The Case of the Missing WHERE Clause:
Solution: Before executing any query that modifies data, review it carefully to ensure the intended scope and impact. Additionally, consider taking a backup or performing a test run in a non-production environment to verify the query’s behavior.
The Mystical Power of the DROP DATABASE Command:
The DROP DATABASE command possesses immense power, capable of wiping out an entire database and its data. In a moment of haste or distraction, a DBA might mistakenly execute this command in the wrong environment, leading to irreversible consequences.
Solution: Exercise extreme caution when using the DROP DATABASE command. Double-check your connections and always verify that you are operating in the correct environment before executing this command. Additionally, consider setting up access controls to limit the usage of such destructive commands.
The Mythical Tale of Ignored Indexes:
Indexes play a crucial role in enhancing query performance. Neglecting to create indexes on frequently queried columns can result in sluggish response times and frustrated users.
Solution: Embrace the art of indexing and identify the columns that are frequently used in WHERE clauses or JOIN conditions. Create appropriate indexes to improve query performance. However, avoid excessive indexing, as it can lead to maintenance overhead and decreased performance during write operations.
The Curious Case of Misconfigured Backups:
Setting up regular backups is essential for database recovery in the event of data loss or system failures. However, many DBAs make the mistake of not properly configuring backups or neglecting to test their integrity.
Solution: Regularly schedule backups and ensure they are properly configured. Perform periodic tests to validate the backups and ensure they can be restored successfully. Store backup files securely in off-site locations or on different storage media to mitigate the risk of data loss.
The Lost in Transaction Saga:
Executing critical operations without wrapping them in transactions can result in data inconsistencies if an error or interruption occurs during the process.
Solution: Wrap critical operations, such as bulk updates or complex data modifications, within transactions. Transactions ensure that either all changes are committed or none of them are, maintaining data integrity. Additionally, take care to properly handle transactions to avoid deadlock or isolation-related issues.

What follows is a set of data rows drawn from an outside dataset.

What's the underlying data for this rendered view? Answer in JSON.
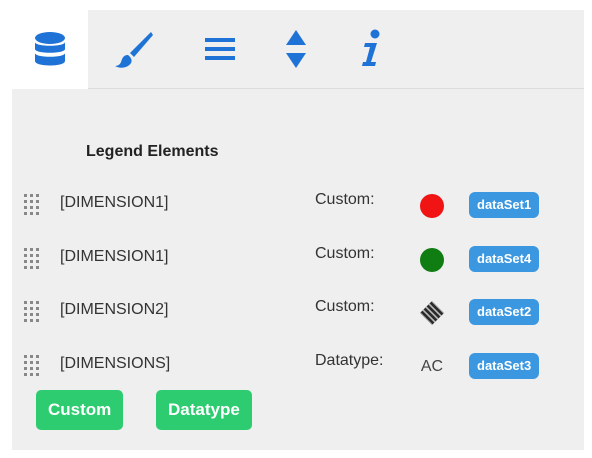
{
  "tabs": [
    {
      "icon": "database-icon",
      "active": true
    },
    {
      "icon": "brush-icon",
      "active": false
    },
    {
      "icon": "list-icon",
      "active": false
    },
    {
      "icon": "sort-icon",
      "active": false
    },
    {
      "icon": "info-icon",
      "active": false
    }
  ],
  "colors": {
    "tab_icon": "#1f73d6",
    "badge": "#3a97e0",
    "green_button": "#2ecc71",
    "panel_bg": "#efefef"
  },
  "legend": {
    "title": "Legend Elements",
    "rows": [
      {
        "dimension": "[DIMENSION1]",
        "type": "Custom:",
        "marker": "red-dot",
        "marker_color": "#f01414",
        "dataset": "dataSet1"
      },
      {
        "dimension": "[DIMENSION1]",
        "type": "Custom:",
        "marker": "green-dot",
        "marker_color": "#0f7d12",
        "dataset": "dataSet4"
      },
      {
        "dimension": "[DIMENSION2]",
        "type": "Custom:",
        "marker": "pattern-diamond-icon",
        "marker_color": "#333333",
        "dataset": "dataSet2"
      },
      {
        "dimension": "[DIMENSIONS]",
        "type": "Datatype:",
        "marker": "text",
        "marker_text": "AC",
        "dataset": "dataSet3"
      }
    ]
  },
  "buttons": {
    "custom_label": "Custom",
    "datatype_label": "Datatype"
  }
}
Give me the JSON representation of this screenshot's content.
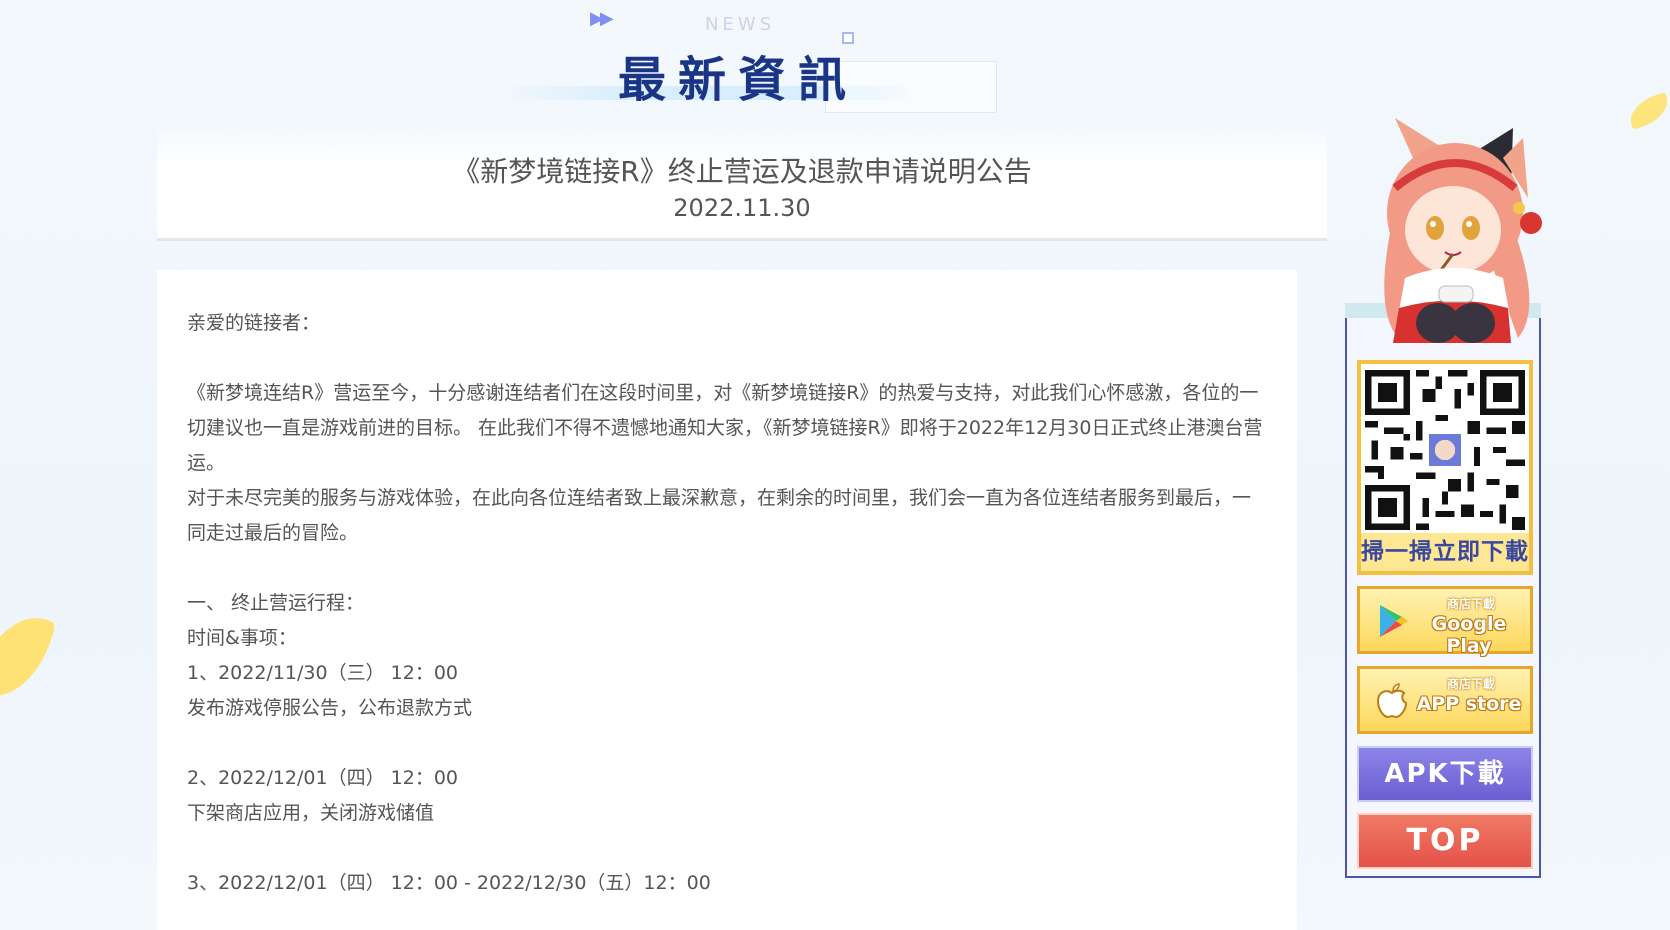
{
  "header": {
    "play_glyph": "▶▶",
    "news_label": "NEWS",
    "section_title": "最新資訊"
  },
  "article": {
    "title": "《新梦境链接R》终止营运及退款申请说明公告",
    "date": "2022.11.30",
    "paragraphs": [
      "亲爱的链接者：",
      "",
      "《新梦境连结R》营运至今，十分感谢连结者们在这段时间里，对《新梦境链接R》的热爱与支持，对此我们心怀感激，各位的一切建议也一直是游戏前进的目标。 在此我们不得不遗憾地通知大家，《新梦境链接R》即将于2022年12月30日正式终止港澳台营运。",
      "对于未尽完美的服务与游戏体验，在此向各位连结者致上最深歉意，在剩余的时间里，我们会一直为各位连结者服务到最后，一同走过最后的冒险。",
      "",
      "一、 终止营运行程：",
      "时间&事项：",
      "1、2022/11/30（三） 12：00",
      "发布游戏停服公告，公布退款方式",
      "",
      "2、2022/12/01（四） 12：00",
      "下架商店应用，关闭游戏储值",
      "",
      "3、2022/12/01（四） 12：00 - 2022/12/30（五）12：00"
    ]
  },
  "sidebar": {
    "qr_caption": "掃一掃立即下載",
    "google_play": {
      "small": "商店下載",
      "big": "Google Play"
    },
    "app_store": {
      "small": "商店下載",
      "big": "APP store"
    },
    "apk_label": "APK下載",
    "top_label": "TOP"
  },
  "colors": {
    "title_navy": "#1a3585",
    "frame_blue": "#4b58a8",
    "gold": "#f5c040",
    "apk_purple": "#7a6fdd",
    "top_red": "#e75a4f"
  }
}
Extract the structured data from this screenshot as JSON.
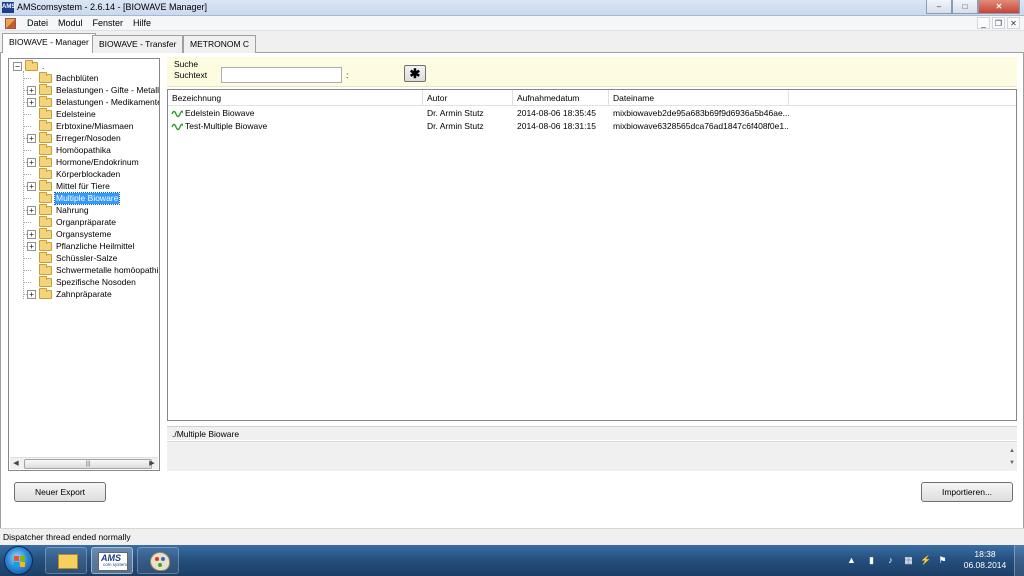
{
  "window": {
    "title": "AMScomsystem - 2.6.14 - [BIOWAVE Manager]",
    "app_icon_text": "AMS",
    "controls": {
      "minimize": "–",
      "maximize": "□",
      "close": "✕"
    }
  },
  "menubar": {
    "items": [
      "Datei",
      "Modul",
      "Fenster",
      "Hilfe"
    ],
    "mdi_controls": {
      "minimize": "_",
      "restore": "❐",
      "close": "✕"
    }
  },
  "tabs": [
    {
      "label": "BIOWAVE - Manager",
      "active": true
    },
    {
      "label": "BIOWAVE - Transfer",
      "active": false
    },
    {
      "label": "METRONOM C",
      "active": false
    }
  ],
  "tree": {
    "root_label": ".",
    "items": [
      {
        "label": "Bachblüten",
        "expandable": false
      },
      {
        "label": "Belastungen - Gifte - Metalle",
        "expandable": true
      },
      {
        "label": "Belastungen - Medikamente",
        "expandable": true
      },
      {
        "label": "Edelsteine",
        "expandable": false
      },
      {
        "label": "Erbtoxine/Miasmaen",
        "expandable": false
      },
      {
        "label": "Erreger/Nosoden",
        "expandable": true
      },
      {
        "label": "Homöopathika",
        "expandable": false
      },
      {
        "label": "Hormone/Endokrinum",
        "expandable": true
      },
      {
        "label": "Körperblockaden",
        "expandable": false
      },
      {
        "label": "Mittel für Tiere",
        "expandable": true
      },
      {
        "label": "Multiple Bioware",
        "expandable": false,
        "selected": true
      },
      {
        "label": "Nahrung",
        "expandable": true
      },
      {
        "label": "Organpräparate",
        "expandable": false
      },
      {
        "label": "Organsysteme",
        "expandable": true
      },
      {
        "label": "Pflanzliche Heilmittel",
        "expandable": true
      },
      {
        "label": "Schüssler-Salze",
        "expandable": false
      },
      {
        "label": "Schwermetalle homöopathisc",
        "expandable": false
      },
      {
        "label": "Spezifische Nosoden",
        "expandable": false
      },
      {
        "label": "Zahnpräparate",
        "expandable": true
      }
    ]
  },
  "search": {
    "section_label": "Suche",
    "field_label": "Suchtext",
    "value": "",
    "colon": ":",
    "wildcard_button": "✱"
  },
  "grid": {
    "columns": [
      "Bezeichnung",
      "Autor",
      "Aufnahmedatum",
      "Dateiname"
    ],
    "rows": [
      [
        "Edelstein Biowave",
        "Dr. Armin Stutz",
        "2014-08-06 18:35:45",
        "mixbiowaveb2de95a683b69f9d6936a5b46ae..."
      ],
      [
        "Test-Multiple Biowave",
        "Dr. Armin Stutz",
        "2014-08-06 18:31:15",
        "mixbiowave6328565dca76ad1847c6f408f0e1..."
      ]
    ]
  },
  "path": "./Multiple Bioware",
  "buttons": {
    "new_export": "Neuer Export",
    "import": "Importieren..."
  },
  "status": "Dispatcher thread ended normally",
  "taskbar": {
    "ams_label": "AMS",
    "ams_sub": "com system",
    "clock_time": "18:38",
    "clock_date": "06.08.2014"
  }
}
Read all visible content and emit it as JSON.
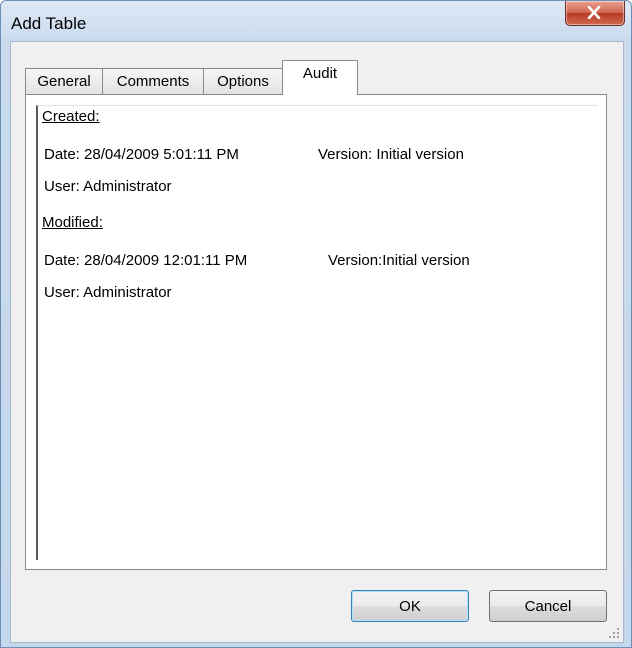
{
  "window": {
    "title": "Add Table"
  },
  "tabs": [
    {
      "label": "General"
    },
    {
      "label": "Comments"
    },
    {
      "label": "Options"
    },
    {
      "label": "Audit"
    }
  ],
  "audit": {
    "created": {
      "header": "Created:",
      "date": "Date: 28/04/2009 5:01:11 PM",
      "version": "Version: Initial version",
      "user": "User: Administrator"
    },
    "modified": {
      "header": "Modified:",
      "date": "Date: 28/04/2009 12:01:11 PM",
      "version": "Version:Initial version",
      "user": "User: Administrator"
    }
  },
  "buttons": {
    "ok": "OK",
    "cancel": "Cancel"
  },
  "icons": {
    "close": "close-icon",
    "grip": "resize-grip-icon"
  },
  "colors": {
    "close_button": "#c9533f",
    "title_bar": "#dfe9f5",
    "dialog_bg": "#f0f0f0"
  }
}
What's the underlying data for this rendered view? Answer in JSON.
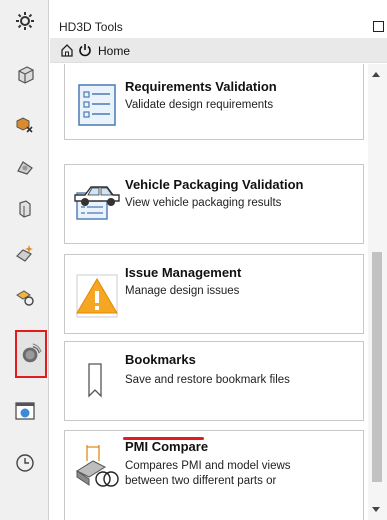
{
  "window": {
    "title": "HD3D Tools"
  },
  "nav": {
    "home_label": "Home"
  },
  "tools": [
    {
      "title": "Requirements Validation",
      "description": "Validate design requirements",
      "icon": "requirements-icon"
    },
    {
      "title": "Vehicle Packaging Validation",
      "description": "View vehicle packaging results",
      "icon": "vehicle-icon"
    },
    {
      "title": "Issue Management",
      "description": "Manage design issues",
      "icon": "warning-icon"
    },
    {
      "title": "Bookmarks",
      "description": "Save and restore bookmark files",
      "icon": "bookmark-icon"
    },
    {
      "title": "PMI Compare",
      "description": "Compares PMI and model views between two different parts or",
      "icon": "pmi-compare-icon"
    }
  ],
  "rail_icons": [
    "settings-icon",
    "part-icon",
    "assembly-navigator-icon",
    "constraint-navigator-icon",
    "part-navigator-icon",
    "reuse-library-icon",
    "hd3d-tools-icon",
    "web-browser-icon",
    "history-icon",
    "role-icon"
  ],
  "colors": {
    "highlight": "#e21b1b"
  }
}
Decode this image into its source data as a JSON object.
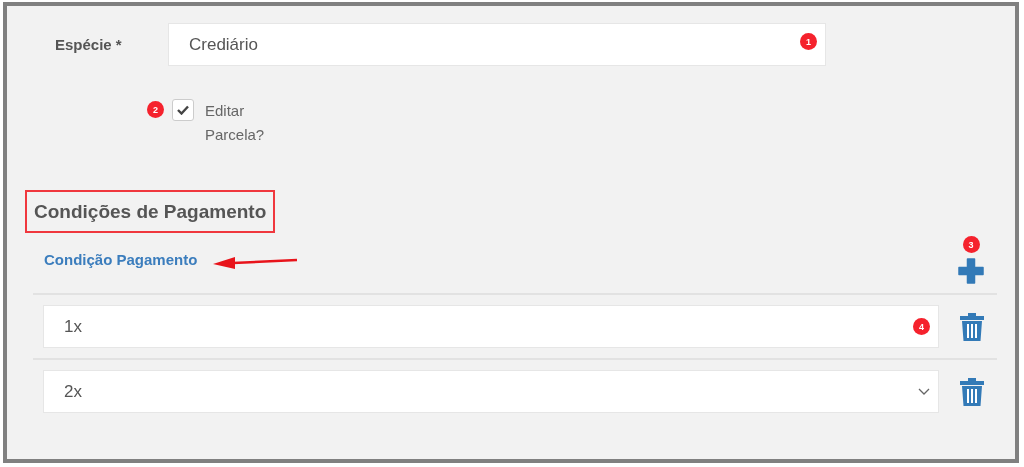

The Connection Pool Party Gone Wrong:
Setting an excessively high connection pool size can lead to resource consumption issues and degrade server performance. Each connection consumes memory and other server resources, and an overloaded connection pool can cause the server to become overwhelmed.
Solution: Determine the optimal connection pool size based on your application’s needs and the available system resources. Regularly monitor and adjust the connection pool size as necessary to maintain a balance between resource utilization and application performance.
In conclusion, the Fireside Chat organized by Idera provided an invaluable platform for me to address the common mistakes that DBAs often make when working with MySQL databases. By sharing practical solutions and best practices, we explored how DBAs can avoid catastrophic errors, optimize performance, and ensure data integrity. From double-checking queries and handling destructive commands cautiously to embracing indexing and maintaining reliable backups, these key takeaways are essential for DBAs to excel in their roles. I encourage you to watch the recorded video of the Fireside Chat to gain further insights and deepen your understanding of these critical topics. Remember, learning from the mistakes of others is a valuable asset in the world of database administration.
Reference: Pinal Dave (http://blog.SQLAuthority.com)